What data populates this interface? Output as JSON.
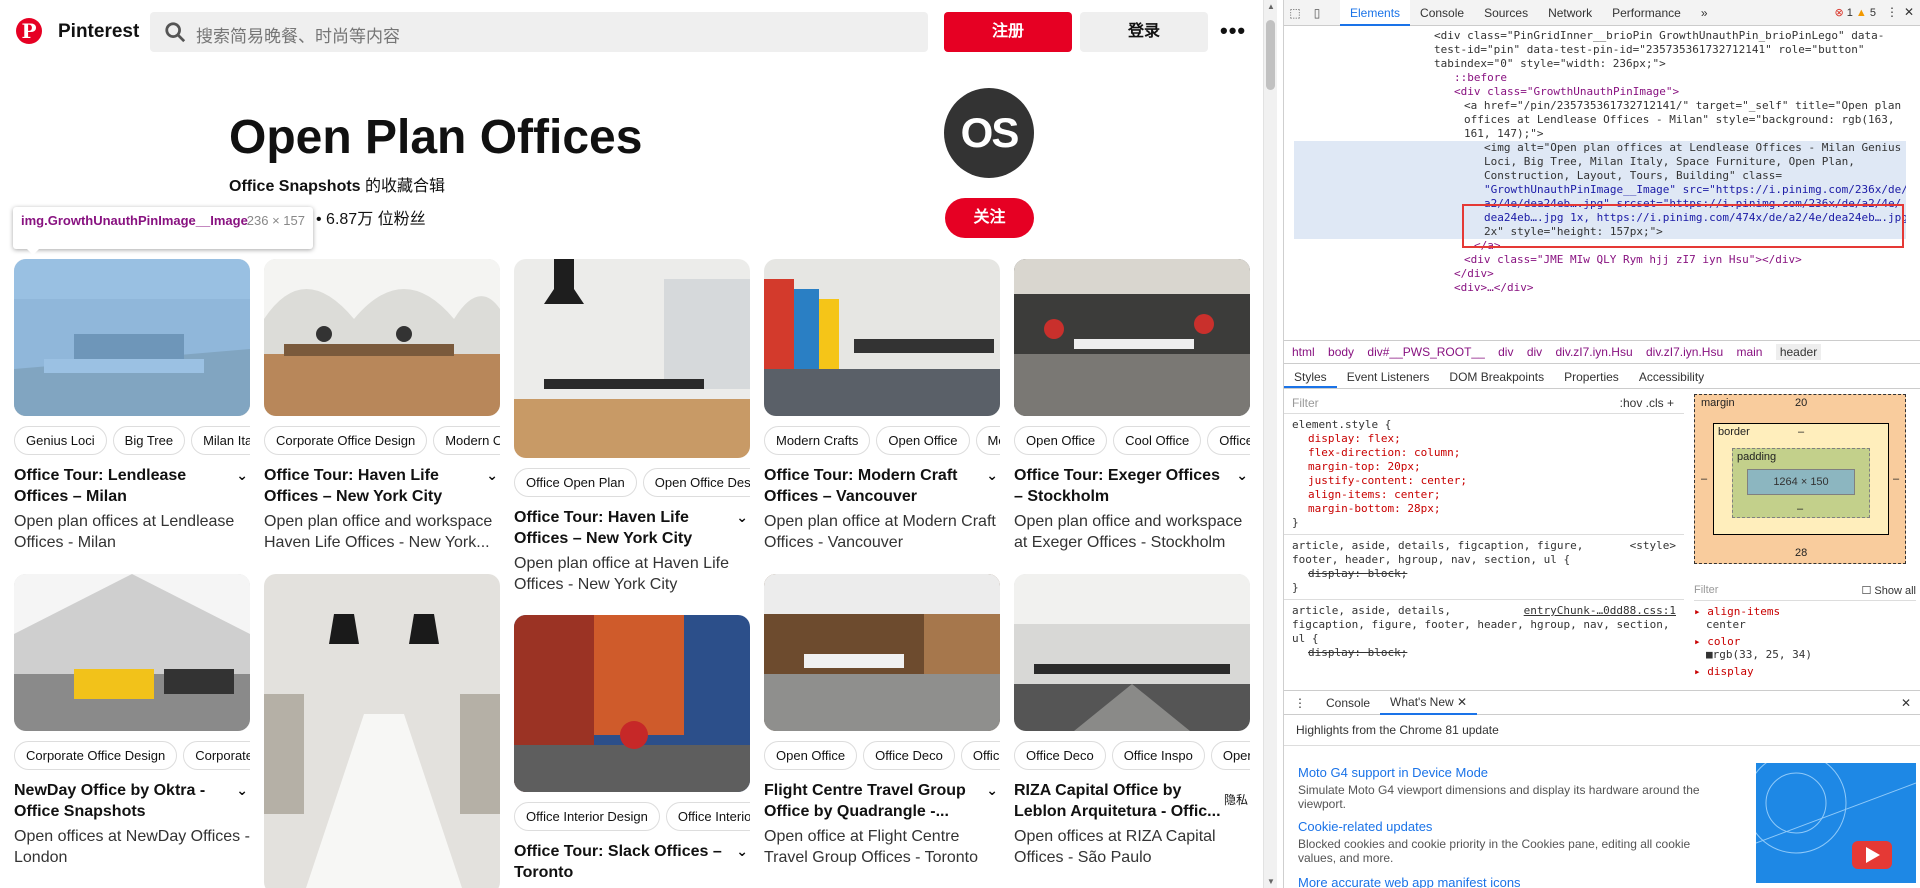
{
  "header": {
    "brand": "Pinterest",
    "search_placeholder": "搜索简易晚餐、时尚等内容",
    "signup": "注册",
    "login": "登录",
    "more": "•••"
  },
  "board": {
    "title": "Open Plan Offices",
    "owner": "Office Snapshots",
    "owner_suffix": " 的收藏合辑",
    "stats": "• 6.87万 位粉丝",
    "avatar_text": "OS",
    "follow": "关注"
  },
  "tooltip": {
    "selector": "img.GrowthUnauthPinImage__Image",
    "dims": "236 × 157"
  },
  "pins": [
    {
      "tags": [
        "Genius Loci",
        "Big Tree",
        "Milan Italy"
      ],
      "title": "Office Tour: Lendlease Offices – Milan",
      "desc": "Open plan offices at Lendlease Offices - Milan"
    },
    {
      "tags": [
        "Corporate Office Design",
        "Modern Office"
      ],
      "title": "Office Tour: Haven Life Offices – New York City",
      "desc": "Open plan office and workspace Haven Life Offices - New York..."
    },
    {
      "tags": [
        "Office Open Plan",
        "Open Office Design"
      ],
      "title": "Office Tour: Haven Life Offices – New York City",
      "desc": "Open plan office at Haven Life Offices - New York City"
    },
    {
      "tags": [
        "Modern Crafts",
        "Open Office",
        "Modern"
      ],
      "title": "Office Tour: Modern Craft Offices – Vancouver",
      "desc": "Open plan office at Modern Craft Offices - Vancouver"
    },
    {
      "tags": [
        "Open Office",
        "Cool Office",
        "Office Ideas"
      ],
      "title": "Office Tour: Exeger Offices – Stockholm",
      "desc": "Open plan office and workspace at Exeger Offices - Stockholm"
    },
    {
      "tags": [
        "Corporate Office Design",
        "Corporate Interiors"
      ],
      "title": "NewDay Office by Oktra - Office Snapshots",
      "desc": "Open offices at NewDay Offices - London"
    },
    {
      "tags": [],
      "title": "",
      "desc": ""
    },
    {
      "tags": [
        "Office Interior Design",
        "Office Interiors"
      ],
      "title": "Office Tour: Slack Offices – Toronto",
      "desc": ""
    },
    {
      "tags": [
        "Open Office",
        "Office Deco",
        "Office Space"
      ],
      "title": "Flight Centre Travel Group Office by Quadrangle -...",
      "desc": "Open office at Flight Centre Travel Group Offices - Toronto"
    },
    {
      "tags": [
        "Office Deco",
        "Office Inspo",
        "Open Office"
      ],
      "title": "RIZA Capital Office by Leblon Arquitetura - Offic...",
      "desc": "Open offices at RIZA Capital Offices - São Paulo"
    }
  ],
  "privacy": "隐私",
  "devtools": {
    "tabs": [
      "Elements",
      "Console",
      "Sources",
      "Network",
      "Performance"
    ],
    "active_tab": "Elements",
    "errors": "1",
    "warnings": "5",
    "dom_lines": [
      "<div class=\"PinGridInner__brioPin GrowthUnauthPin_brioPinLego\" data-",
      "test-id=\"pin\" data-test-pin-id=\"235735361732712141\" role=\"button\"",
      "tabindex=\"0\" style=\"width: 236px;\">",
      "::before",
      "<div class=\"GrowthUnauthPinImage\">",
      "<a href=\"/pin/235735361732712141/\" target=\"_self\" title=\"Open plan",
      "offices at Lendlease Offices - Milan\" style=\"background: rgb(163,",
      "161, 147);\">",
      "<img alt=\"Open plan offices at Lendlease Offices - Milan Genius",
      "Loci, Big Tree, Milan Italy, Space Furniture, Open Plan,",
      "Construction, Layout, Tours, Building\" class=",
      "\"GrowthUnauthPinImage__Image\" src=\"https://i.pinimg.com/236x/de/",
      "a2/4e/dea24eb….jpg\" srcset=\"https://i.pinimg.com/236x/de/a2/4e/",
      "dea24eb….jpg 1x, https://i.pinimg.com/474x/de/a2/4e/dea24eb….jpg",
      "2x\" style=\"height: 157px;\">",
      "</a>",
      "<div class=\"JME MIw QLY Rym hjj zI7 iyn Hsu\"></div>",
      "</div>",
      "<div>…</div>"
    ],
    "breadcrumbs": [
      "html",
      "body",
      "div#__PWS_ROOT__",
      "div",
      "div",
      "div.zI7.iyn.Hsu",
      "div.zI7.iyn.Hsu",
      "main",
      "header"
    ],
    "subtabs": [
      "Styles",
      "Event Listeners",
      "DOM Breakpoints",
      "Properties",
      "Accessibility"
    ],
    "filter_placeholder": "Filter",
    "filter_tools": ":hov  .cls  +",
    "styles": {
      "selector": "element.style {",
      "props": [
        "display: flex;",
        "flex-direction: column;",
        "margin-top: 20px;",
        "justify-content: center;",
        "align-items: center;",
        "margin-bottom: 28px;"
      ],
      "rule2_selector": "article, aside, details, figcaption, figure, footer, header, hgroup, nav, section, ul {",
      "rule2_src": "<style>",
      "rule2_prop": "display: block;",
      "rule3_selector": "article, aside, details, figcaption, figure, footer, header, hgroup, nav, section, ul {",
      "rule3_src": "entryChunk-…0dd88.css:1",
      "rule3_prop": "display: block;"
    },
    "box_model": {
      "margin_label": "margin",
      "margin_top": "20",
      "margin_bottom": "28",
      "border_label": "border",
      "border_val": "–",
      "padding_label": "padding",
      "padding_val": "–",
      "content": "1264 × 150",
      "side": "–"
    },
    "computed": {
      "filter": "Filter",
      "show_all": "Show all",
      "p1": "align-items",
      "v1": "center",
      "p2": "color",
      "v2": "rgb(33, 25, 34)",
      "p3": "display"
    },
    "drawer": {
      "tabs": [
        "Console",
        "What's New"
      ],
      "highlight": "Highlights from the Chrome 81 update",
      "items": [
        {
          "h": "Moto G4 support in Device Mode",
          "b": "Simulate Moto G4 viewport dimensions and display its hardware around the viewport."
        },
        {
          "h": "Cookie-related updates",
          "b": "Blocked cookies and cookie priority in the Cookies pane, editing all cookie values, and more."
        },
        {
          "h": "More accurate web app manifest icons",
          "b": ""
        }
      ]
    }
  }
}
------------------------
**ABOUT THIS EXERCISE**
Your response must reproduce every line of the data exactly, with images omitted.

**SOLUTION BELOW**
What data populates this interface? Output as JSON.
{
  "header": {
    "brand": "Pinterest",
    "search_placeholder": "搜索简易晚餐、时尚等内容",
    "signup": "注册",
    "login": "登录",
    "more": "•••"
  },
  "board": {
    "title": "Open Plan Offices",
    "owner": "Office Snapshots",
    "owner_suffix": " 的收藏合辑",
    "stats": "• 6.87万 位粉丝",
    "avatar_text": "OS",
    "follow": "关注"
  },
  "tooltip": {
    "selector": "img.GrowthUnauthPinImage__Image",
    "dims": "236 × 157"
  },
  "pins": [
    {
      "tags": [
        "Genius Loci",
        "Big Tree",
        "Milan Italy"
      ],
      "title": "Office Tour: Lendlease Offices – Milan",
      "desc": "Open plan offices at Lendlease Offices - Milan"
    },
    {
      "tags": [
        "Corporate Office Design",
        "Modern Office"
      ],
      "title": "Office Tour: Haven Life Offices – New York City",
      "desc": "Open plan office and workspace Haven Life Offices - New York..."
    },
    {
      "tags": [
        "Office Open Plan",
        "Open Office Design"
      ],
      "title": "Office Tour: Haven Life Offices – New York City",
      "desc": "Open plan office at Haven Life Offices - New York City"
    },
    {
      "tags": [
        "Modern Crafts",
        "Open Office",
        "Modern"
      ],
      "title": "Office Tour: Modern Craft Offices – Vancouver",
      "desc": "Open plan office at Modern Craft Offices - Vancouver"
    },
    {
      "tags": [
        "Open Office",
        "Cool Office",
        "Office Ideas"
      ],
      "title": "Office Tour: Exeger Offices – Stockholm",
      "desc": "Open plan office and workspace at Exeger Offices - Stockholm"
    },
    {
      "tags": [
        "Corporate Office Design",
        "Corporate Interiors"
      ],
      "title": "NewDay Office by Oktra - Office Snapshots",
      "desc": "Open offices at NewDay Offices - London"
    },
    {
      "tags": [],
      "title": "",
      "desc": ""
    },
    {
      "tags": [
        "Office Interior Design",
        "Office Interiors"
      ],
      "title": "Office Tour: Slack Offices – Toronto",
      "desc": ""
    },
    {
      "tags": [
        "Open Office",
        "Office Deco",
        "Office Space"
      ],
      "title": "Flight Centre Travel Group Office by Quadrangle -...",
      "desc": "Open office at Flight Centre Travel Group Offices - Toronto"
    },
    {
      "tags": [
        "Office Deco",
        "Office Inspo",
        "Open Office"
      ],
      "title": "RIZA Capital Office by Leblon Arquitetura - Offic...",
      "desc": "Open offices at RIZA Capital Offices - São Paulo"
    }
  ],
  "privacy": "隐私",
  "devtools": {
    "tabs": [
      "Elements",
      "Console",
      "Sources",
      "Network",
      "Performance"
    ],
    "active_tab": "Elements",
    "errors": "1",
    "warnings": "5",
    "dom_lines": [
      "<div class=\"PinGridInner__brioPin GrowthUnauthPin_brioPinLego\" data-",
      "test-id=\"pin\" data-test-pin-id=\"235735361732712141\" role=\"button\"",
      "tabindex=\"0\" style=\"width: 236px;\">",
      "::before",
      "<div class=\"GrowthUnauthPinImage\">",
      "<a href=\"/pin/235735361732712141/\" target=\"_self\" title=\"Open plan",
      "offices at Lendlease Offices - Milan\" style=\"background: rgb(163,",
      "161, 147);\">",
      "<img alt=\"Open plan offices at Lendlease Offices - Milan Genius",
      "Loci, Big Tree, Milan Italy, Space Furniture, Open Plan,",
      "Construction, Layout, Tours, Building\" class=",
      "\"GrowthUnauthPinImage__Image\" src=\"https://i.pinimg.com/236x/de/",
      "a2/4e/dea24eb….jpg\" srcset=\"https://i.pinimg.com/236x/de/a2/4e/",
      "dea24eb….jpg 1x, https://i.pinimg.com/474x/de/a2/4e/dea24eb….jpg",
      "2x\" style=\"height: 157px;\">",
      "</a>",
      "<div class=\"JME MIw QLY Rym hjj zI7 iyn Hsu\"></div>",
      "</div>",
      "<div>…</div>"
    ],
    "breadcrumbs": [
      "html",
      "body",
      "div#__PWS_ROOT__",
      "div",
      "div",
      "div.zI7.iyn.Hsu",
      "div.zI7.iyn.Hsu",
      "main",
      "header"
    ],
    "subtabs": [
      "Styles",
      "Event Listeners",
      "DOM Breakpoints",
      "Properties",
      "Accessibility"
    ],
    "filter_placeholder": "Filter",
    "filter_tools": ":hov  .cls  +",
    "styles": {
      "selector": "element.style {",
      "props": [
        "display: flex;",
        "flex-direction: column;",
        "margin-top: 20px;",
        "justify-content: center;",
        "align-items: center;",
        "margin-bottom: 28px;"
      ],
      "rule2_selector": "article, aside, details, figcaption, figure, footer, header, hgroup, nav, section, ul {",
      "rule2_src": "<style>",
      "rule2_prop": "display: block;",
      "rule3_selector": "article, aside, details, figcaption, figure, footer, header, hgroup, nav, section, ul {",
      "rule3_src": "entryChunk-…0dd88.css:1",
      "rule3_prop": "display: block;"
    },
    "box_model": {
      "margin_label": "margin",
      "margin_top": "20",
      "margin_bottom": "28",
      "border_label": "border",
      "border_val": "–",
      "padding_label": "padding",
      "padding_val": "–",
      "content": "1264 × 150",
      "side": "–"
    },
    "computed": {
      "filter": "Filter",
      "show_all": "Show all",
      "p1": "align-items",
      "v1": "center",
      "p2": "color",
      "v2": "rgb(33, 25, 34)",
      "p3": "display"
    },
    "drawer": {
      "tabs": [
        "Console",
        "What's New"
      ],
      "highlight": "Highlights from the Chrome 81 update",
      "items": [
        {
          "h": "Moto G4 support in Device Mode",
          "b": "Simulate Moto G4 viewport dimensions and display its hardware around the viewport."
        },
        {
          "h": "Cookie-related updates",
          "b": "Blocked cookies and cookie priority in the Cookies pane, editing all cookie values, and more."
        },
        {
          "h": "More accurate web app manifest icons",
          "b": ""
        }
      ]
    }
  }
}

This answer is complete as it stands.